The Changing ‘Bright Future’ of Han Life in Xinjiang

In 2014, in the middle of a neighborhood at the southern edge of Ürümchi, the capital of the Xinjiang Uyghur Autonomous Region, there was a restaurant with a big red sign. In Chinese, the six-foot-tall characters read “BIG MEAT” (大肉 dà ròu), as pork is commonly referred to across China. The sign was an anti-Islamic political statement; it told everyone in the neighborhood that Han migrants had arrived and that they would not respect the values of the Muslims who called it their home. This Uyghur-majority neighborhood known as Dawan was one of the centers of violence during the July 5, 2009 protests. A large number of the Han migrants who were killed or injured during the violence came from this neighborhood. In the years that followed, many Han migrants moved from this neighborhood to majority Han districts to the north. Those who remained marked their space, signaling their defiance. The six-foot-tall sign was a statement regarding the type of “quality,” or sùzhì (素质), that was protected by the institutions of the city. Unlike many places in China, in Ürümchi, …
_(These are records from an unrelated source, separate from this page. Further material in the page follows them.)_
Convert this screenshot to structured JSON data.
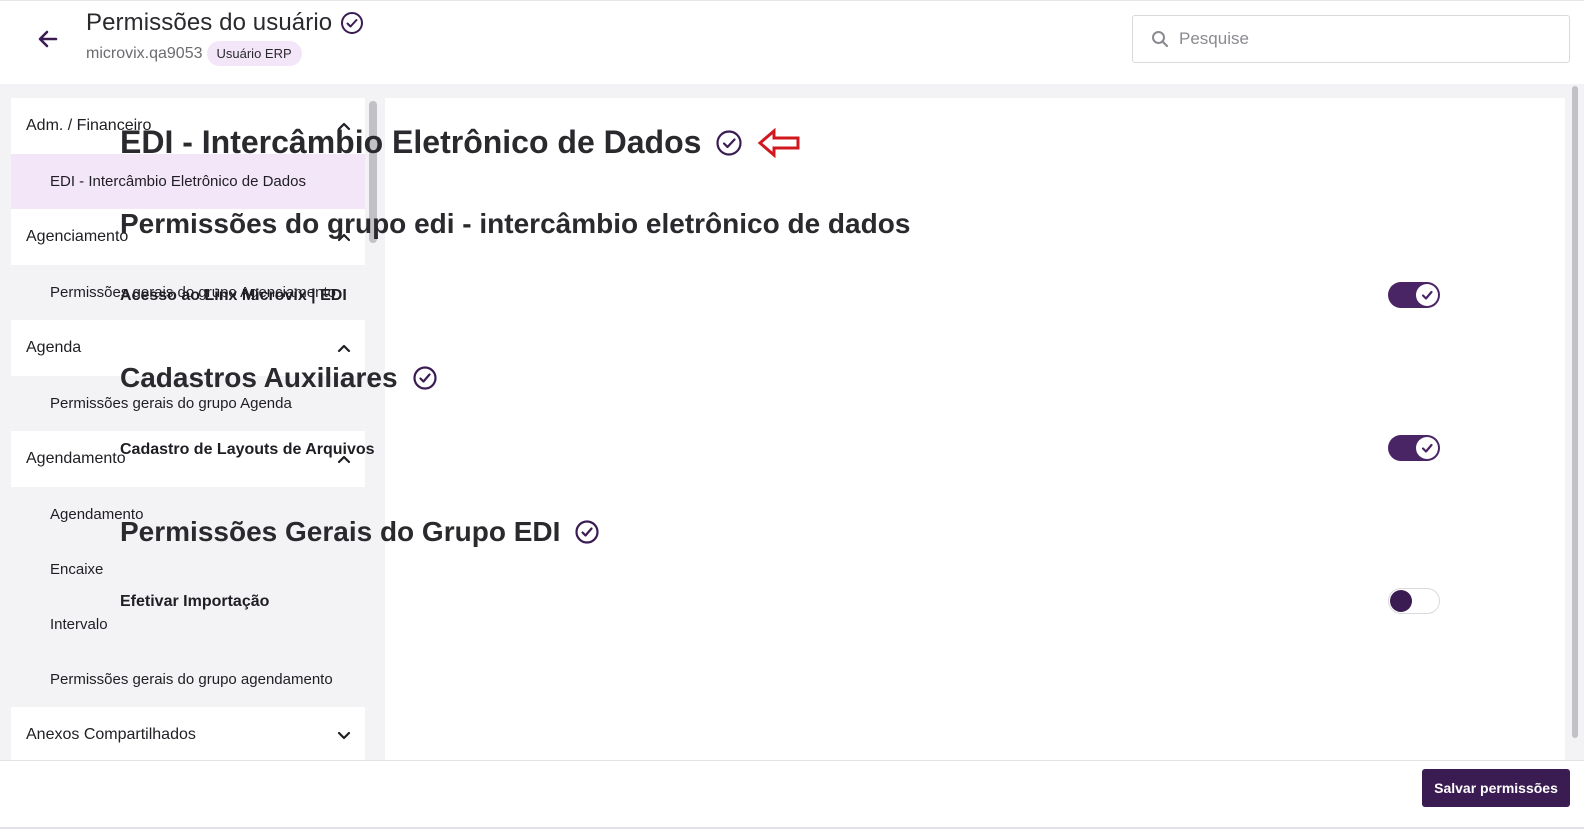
{
  "header": {
    "title": "Permissões do usuário",
    "username": "microvix.qa9053",
    "badge": "Usuário ERP"
  },
  "search": {
    "placeholder": "Pesquise"
  },
  "sidebar": {
    "groups": [
      {
        "label": "Adm. / Financeiro",
        "expanded": true,
        "items": [
          {
            "label": "EDI - Intercâmbio Eletrônico de Dados",
            "active": true
          }
        ]
      },
      {
        "label": "Agenciamento",
        "expanded": true,
        "items": [
          {
            "label": "Permissões gerais do grupo Agenciamento",
            "active": false
          }
        ]
      },
      {
        "label": "Agenda",
        "expanded": true,
        "items": [
          {
            "label": "Permissões gerais do grupo Agenda",
            "active": false
          }
        ]
      },
      {
        "label": "Agendamento",
        "expanded": true,
        "items": [
          {
            "label": "Agendamento",
            "active": false
          },
          {
            "label": "Encaixe",
            "active": false
          },
          {
            "label": "Intervalo",
            "active": false
          },
          {
            "label": "Permissões gerais do grupo agendamento",
            "active": false
          }
        ]
      },
      {
        "label": "Anexos Compartilhados",
        "expanded": false,
        "items": []
      }
    ]
  },
  "main": {
    "title": "EDI - Intercâmbio Eletrônico de Dados",
    "group_title": "Permissões do grupo edi - intercâmbio eletrônico de dados",
    "access_label": "Acesso ao Linx Microvix | EDI",
    "access_enabled": true,
    "sections": [
      {
        "title": "Cadastros Auxiliares",
        "permissions": [
          {
            "label": "Cadastro de Layouts de Arquivos",
            "enabled": true
          }
        ]
      },
      {
        "title": "Permissões Gerais do Grupo EDI",
        "permissions": [
          {
            "label": "Efetivar Importação",
            "enabled": false
          }
        ]
      }
    ]
  },
  "footer": {
    "save_label": "Salvar permissões"
  },
  "colors": {
    "primary": "#3b1c52",
    "toggle_on": "#4a2566",
    "highlight": "#f3e6f8",
    "annotation_arrow": "#d0181e"
  },
  "icons": [
    "back-arrow-icon",
    "check-circle-icon",
    "search-icon",
    "chevron-up-icon",
    "chevron-down-icon",
    "red-arrow-icon",
    "checkmark-icon"
  ]
}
‘Uyghurs are so bad’: Chinese dinner table politics in Xinjiang

One of the things Lu Yin anticipated most about going home to Southern Xinjiang was the opportunity she would have to eat Uyghur food. Her family is part of a largely segregated system of Han-owned state farms, factories, mines, and oil fields known as the People’s Production and Construction Corps, or Bingtuan, yet despite this, their relative proximity to a major Uyghur oasis city means she has always considered Uyghur food a taste of home. But when she went back the last time, it seemed that all the Uyghur restaurants near her home village were closed. Undeterred, her uncle, a powerful Bingtuan official, said that he would arrange for her to have a home-cooked meal with a Uyghur family he knew. It was after dark when they arrived at a small mud-brick house covered with clay. There was a courtyard in the center, between two small rooms. In the back was a larger room, with a coal-fired cooking stove beside a raised platform covered with rugs. Like most homes in Uyghur villages, there was no running water inside the …